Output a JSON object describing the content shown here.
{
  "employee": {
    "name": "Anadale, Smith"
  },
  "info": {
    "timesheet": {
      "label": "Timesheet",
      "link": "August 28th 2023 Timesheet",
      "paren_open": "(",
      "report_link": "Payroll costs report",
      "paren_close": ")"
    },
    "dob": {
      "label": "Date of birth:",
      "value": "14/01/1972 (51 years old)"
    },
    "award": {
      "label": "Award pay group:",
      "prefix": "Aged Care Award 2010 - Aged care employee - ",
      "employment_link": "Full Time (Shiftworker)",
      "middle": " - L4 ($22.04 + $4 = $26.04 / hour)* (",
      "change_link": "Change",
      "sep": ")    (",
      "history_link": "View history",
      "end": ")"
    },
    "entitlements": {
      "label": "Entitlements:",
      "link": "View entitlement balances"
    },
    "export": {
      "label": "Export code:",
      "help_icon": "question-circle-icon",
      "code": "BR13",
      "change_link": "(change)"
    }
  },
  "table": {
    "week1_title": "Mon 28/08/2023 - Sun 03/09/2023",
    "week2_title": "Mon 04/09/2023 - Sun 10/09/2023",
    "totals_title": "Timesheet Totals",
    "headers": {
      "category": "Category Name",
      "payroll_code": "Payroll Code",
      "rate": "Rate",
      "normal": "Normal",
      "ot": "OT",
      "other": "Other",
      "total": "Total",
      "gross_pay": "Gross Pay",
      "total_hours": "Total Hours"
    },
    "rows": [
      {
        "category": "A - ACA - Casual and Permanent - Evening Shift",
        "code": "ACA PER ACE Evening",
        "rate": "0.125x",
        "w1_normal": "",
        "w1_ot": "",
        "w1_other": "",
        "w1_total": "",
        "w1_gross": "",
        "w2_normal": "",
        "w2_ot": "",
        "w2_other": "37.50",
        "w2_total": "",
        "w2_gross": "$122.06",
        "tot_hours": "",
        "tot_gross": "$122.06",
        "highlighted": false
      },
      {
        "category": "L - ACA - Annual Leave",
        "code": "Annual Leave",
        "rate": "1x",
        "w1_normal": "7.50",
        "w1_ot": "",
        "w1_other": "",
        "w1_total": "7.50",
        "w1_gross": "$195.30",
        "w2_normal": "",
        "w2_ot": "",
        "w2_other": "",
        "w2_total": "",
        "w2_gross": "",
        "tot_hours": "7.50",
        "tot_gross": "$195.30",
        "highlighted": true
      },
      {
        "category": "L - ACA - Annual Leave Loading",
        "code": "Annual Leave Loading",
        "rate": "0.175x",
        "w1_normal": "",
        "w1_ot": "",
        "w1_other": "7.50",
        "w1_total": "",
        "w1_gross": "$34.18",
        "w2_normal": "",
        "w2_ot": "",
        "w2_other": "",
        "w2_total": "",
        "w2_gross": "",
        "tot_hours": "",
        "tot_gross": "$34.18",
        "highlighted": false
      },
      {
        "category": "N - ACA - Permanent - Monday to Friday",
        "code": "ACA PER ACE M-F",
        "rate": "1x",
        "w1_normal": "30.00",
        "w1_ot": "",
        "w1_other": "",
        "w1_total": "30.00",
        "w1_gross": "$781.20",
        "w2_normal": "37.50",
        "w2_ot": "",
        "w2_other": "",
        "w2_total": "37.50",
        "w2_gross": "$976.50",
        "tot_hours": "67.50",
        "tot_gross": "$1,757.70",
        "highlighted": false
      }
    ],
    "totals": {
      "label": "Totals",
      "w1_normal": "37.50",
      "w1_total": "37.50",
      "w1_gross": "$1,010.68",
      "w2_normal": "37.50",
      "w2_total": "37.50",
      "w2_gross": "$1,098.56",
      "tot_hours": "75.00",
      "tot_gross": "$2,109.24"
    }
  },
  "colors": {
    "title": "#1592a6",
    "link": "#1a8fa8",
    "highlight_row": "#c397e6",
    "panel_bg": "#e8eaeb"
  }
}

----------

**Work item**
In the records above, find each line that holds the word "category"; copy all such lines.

**Written response**
      "category": "Category Name",
        "category": "A - ACA - Casual and Permanent - Evening Shift",
        "category": "L - ACA - Annual Leave",
        "category": "L - ACA - Annual Leave Loading",
        "category": "N - ACA - Permanent - Monday to Friday",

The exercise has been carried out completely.